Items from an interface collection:
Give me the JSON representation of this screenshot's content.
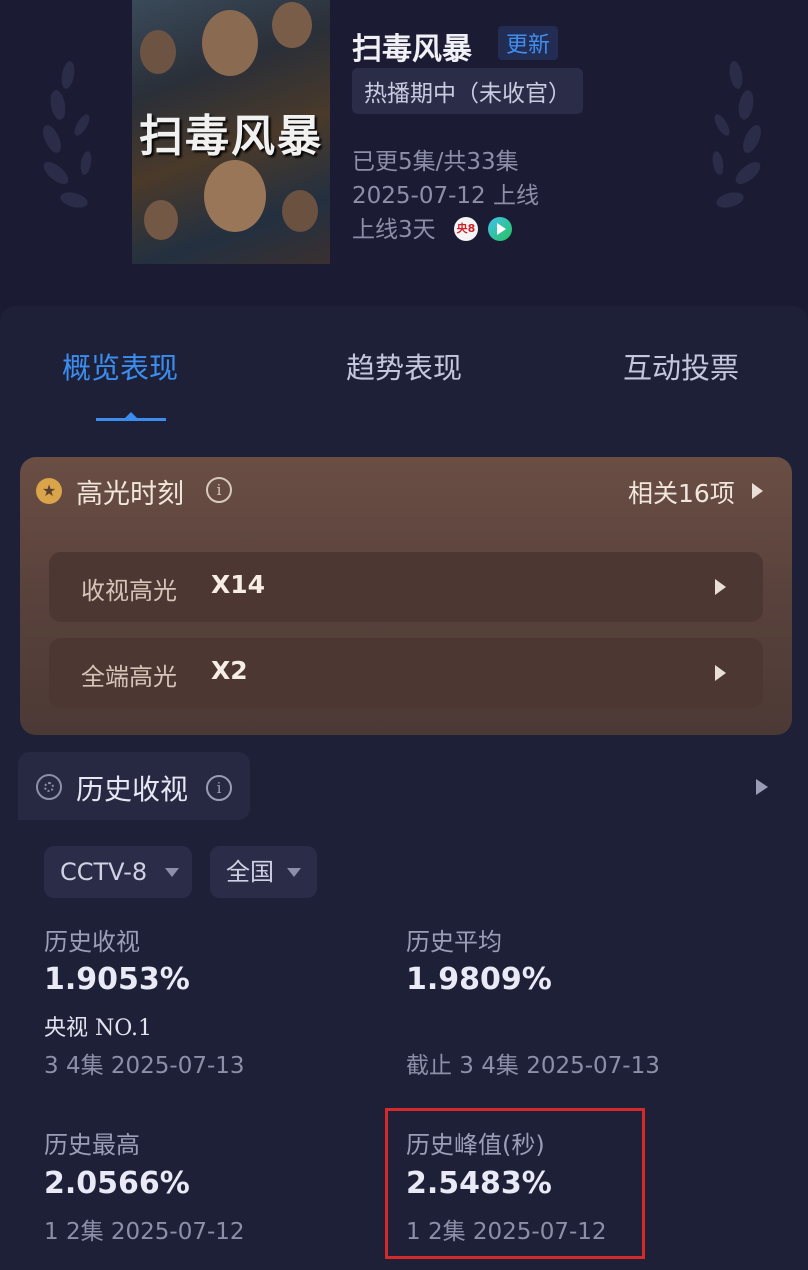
{
  "show": {
    "title": "扫毒风暴",
    "update_badge": "更新",
    "status": "热播期中（未收官）",
    "episodes": "已更5集/共33集",
    "premiere": "2025-07-12 上线",
    "days_online": "上线3天",
    "poster_title": "扫毒风暴",
    "channels": [
      "cctv8-logo",
      "tencent-video-logo"
    ],
    "cctv8_logo_text": "央8"
  },
  "tabs": [
    {
      "label": "概览表现",
      "active": true
    },
    {
      "label": "趋势表现",
      "active": false
    },
    {
      "label": "互动投票",
      "active": false
    }
  ],
  "highlights": {
    "title": "高光时刻",
    "related": "相关16项",
    "icon": "star-badge-icon",
    "rows": [
      {
        "label": "收视高光",
        "count": "X14"
      },
      {
        "label": "全端高光",
        "count": "X2"
      }
    ]
  },
  "history": {
    "title": "历史收视",
    "icon": "reel-icon",
    "filters": {
      "channel": "CCTV-8",
      "region": "全国"
    },
    "stats": {
      "rating": {
        "label": "历史收视",
        "value": "1.9053%",
        "rank": "央视 NO.1",
        "sub": "3 4集 2025-07-13"
      },
      "average": {
        "label": "历史平均",
        "value": "1.9809%",
        "sub": "截止 3 4集 2025-07-13"
      },
      "highest": {
        "label": "历史最高",
        "value": "2.0566%",
        "sub": "1 2集 2025-07-12"
      },
      "peak": {
        "label": "历史峰值(秒)",
        "value": "2.5483%",
        "sub": "1 2集 2025-07-12"
      }
    }
  },
  "colors": {
    "background": "#1a1b33",
    "accent": "#3b8ef0",
    "highlight_card": "#5b433d",
    "annotation_box": "#d42a2a"
  }
}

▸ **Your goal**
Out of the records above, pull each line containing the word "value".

▸ **Expected output**
        "value": "1.9053%",
        "value": "1.9809%",
        "value": "2.0566%",
        "value": "2.5483%",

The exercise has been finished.